The urbanization of America has had one serious consequence: Too many city residents fail to grasp the significant challenges facing agriculture, including the devastating impact of drought, floods, water shortages, tariffs, regulations and disease on farming and ranching. This is no place for amateurs — and anyone who claims to be earnest and concerned about agriculture today has no option but to vote to elect Kim Olson as state agriculture commissioner.

The 2018 general election has been widely heralded as “the most important election in a generation.” From the climate standpoint, this description is appropriate. While climatologists intensify their warnings that we must decarbonize by 2050, the Trump administration’s every environmental action is decreasing our ability to combat climate change. We will thus compare the climate change portfolio of candidates in several of the major November races.

I was recently online looking at the 2018 “Freedom in the World” report published by Freedom House and came to a grave realization. There is only one country in the Arab world that has been classified as “free.” That nation is Tunisia. Jordan, Morocco and Kuwait come second with a classification of “partly free.” The rest of the countries in the Arab world are classified as “not free.”

Flashback

What were we talking about one year ago? Take a look back.

Just over two weeks ago, the Art Center of Waco found itself displaced. The good news is we are safe; the bad news is we are homeless. A structural engineer contracted by McLennan Community College delivered the shocking news that our beloved home of more than 40 years was structurally unsound. Art Center staff was asked to close the building to the public immediately and to vacate as soon as possible.

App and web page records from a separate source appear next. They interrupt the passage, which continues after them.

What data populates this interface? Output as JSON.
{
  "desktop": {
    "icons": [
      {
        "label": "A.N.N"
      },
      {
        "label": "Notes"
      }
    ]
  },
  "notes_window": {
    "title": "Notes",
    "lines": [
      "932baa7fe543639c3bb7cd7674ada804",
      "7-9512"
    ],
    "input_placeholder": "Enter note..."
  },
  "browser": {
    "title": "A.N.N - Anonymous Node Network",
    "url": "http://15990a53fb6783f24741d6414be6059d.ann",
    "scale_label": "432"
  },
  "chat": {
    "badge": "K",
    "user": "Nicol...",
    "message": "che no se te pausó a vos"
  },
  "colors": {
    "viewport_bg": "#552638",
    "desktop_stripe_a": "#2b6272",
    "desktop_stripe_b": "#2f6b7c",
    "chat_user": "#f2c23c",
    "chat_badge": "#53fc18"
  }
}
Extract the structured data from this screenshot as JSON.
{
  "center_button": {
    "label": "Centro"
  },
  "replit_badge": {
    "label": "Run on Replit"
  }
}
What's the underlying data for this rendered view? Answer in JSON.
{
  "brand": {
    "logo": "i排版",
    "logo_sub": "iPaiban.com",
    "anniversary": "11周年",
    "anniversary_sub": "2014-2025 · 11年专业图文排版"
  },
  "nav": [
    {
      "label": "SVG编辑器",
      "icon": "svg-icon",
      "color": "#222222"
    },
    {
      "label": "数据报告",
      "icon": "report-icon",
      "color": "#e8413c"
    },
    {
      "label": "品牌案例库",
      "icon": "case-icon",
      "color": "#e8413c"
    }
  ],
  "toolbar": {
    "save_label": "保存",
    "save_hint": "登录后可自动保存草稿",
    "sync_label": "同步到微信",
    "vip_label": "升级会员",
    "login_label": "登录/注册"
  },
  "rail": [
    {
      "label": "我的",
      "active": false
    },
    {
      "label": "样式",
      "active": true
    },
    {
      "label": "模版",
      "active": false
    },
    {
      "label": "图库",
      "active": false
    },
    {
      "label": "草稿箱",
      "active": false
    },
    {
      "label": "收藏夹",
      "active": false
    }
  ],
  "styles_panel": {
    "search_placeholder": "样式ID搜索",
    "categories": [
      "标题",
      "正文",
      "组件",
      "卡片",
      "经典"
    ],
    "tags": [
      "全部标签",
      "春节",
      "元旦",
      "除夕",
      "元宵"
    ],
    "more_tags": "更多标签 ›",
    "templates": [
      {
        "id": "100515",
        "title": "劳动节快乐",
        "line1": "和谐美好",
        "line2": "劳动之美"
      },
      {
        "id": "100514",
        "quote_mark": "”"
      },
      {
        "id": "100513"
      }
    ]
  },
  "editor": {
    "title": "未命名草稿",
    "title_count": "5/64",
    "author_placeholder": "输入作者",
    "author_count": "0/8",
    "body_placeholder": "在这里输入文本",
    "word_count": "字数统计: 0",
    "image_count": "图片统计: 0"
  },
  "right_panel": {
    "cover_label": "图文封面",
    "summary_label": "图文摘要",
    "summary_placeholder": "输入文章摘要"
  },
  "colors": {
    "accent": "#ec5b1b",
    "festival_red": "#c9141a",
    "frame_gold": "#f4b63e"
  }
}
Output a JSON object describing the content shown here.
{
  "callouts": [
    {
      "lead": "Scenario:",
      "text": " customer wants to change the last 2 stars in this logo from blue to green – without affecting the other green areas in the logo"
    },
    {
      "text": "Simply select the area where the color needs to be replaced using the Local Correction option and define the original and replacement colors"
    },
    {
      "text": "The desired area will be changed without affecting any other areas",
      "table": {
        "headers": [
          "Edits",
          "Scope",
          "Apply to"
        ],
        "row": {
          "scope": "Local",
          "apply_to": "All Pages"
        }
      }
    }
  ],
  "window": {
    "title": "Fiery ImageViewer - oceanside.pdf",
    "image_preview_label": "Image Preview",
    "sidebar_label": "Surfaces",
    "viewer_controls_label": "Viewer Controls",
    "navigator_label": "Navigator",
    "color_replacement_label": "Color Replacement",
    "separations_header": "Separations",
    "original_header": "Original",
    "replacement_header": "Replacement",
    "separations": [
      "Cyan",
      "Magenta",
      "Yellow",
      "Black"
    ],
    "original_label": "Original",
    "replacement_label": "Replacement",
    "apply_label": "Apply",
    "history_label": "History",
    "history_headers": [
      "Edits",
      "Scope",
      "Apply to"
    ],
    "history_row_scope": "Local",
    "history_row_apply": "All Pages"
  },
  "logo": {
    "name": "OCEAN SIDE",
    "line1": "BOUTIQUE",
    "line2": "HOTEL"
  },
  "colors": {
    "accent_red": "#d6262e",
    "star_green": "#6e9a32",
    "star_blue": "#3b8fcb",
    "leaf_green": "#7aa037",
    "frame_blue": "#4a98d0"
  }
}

In early 2016, while researching some of the most popular U.S. secession groups online, I stumbled across one of the Russian-controlled Facebook accounts that were then pulling in Americans by the thousands. At the time, I was writing on Russia’s relationship with American secessionists from Texas, Hawaii and Puerto Rico. These were people who had hitched flights to Moscow to swap tactics, to offer advice and to find support. They had found succor in the shadow of the Kremlin.

The lobotomization of the Republican Party appeared complete last year when the very same GOP paladins who had denounced Donald Trump as a “lunatic trying to get ahold of nuclear weapons” (Marco Rubio), as a bigot who was guilty of “the textbook definition of a racist comment” (Paul Ryan) and as a “narcissist,” “serial philanderer,” “pathological liar” and “bully” (Ted Cruz) nevertheless endorsed him for the most powerful position in the world.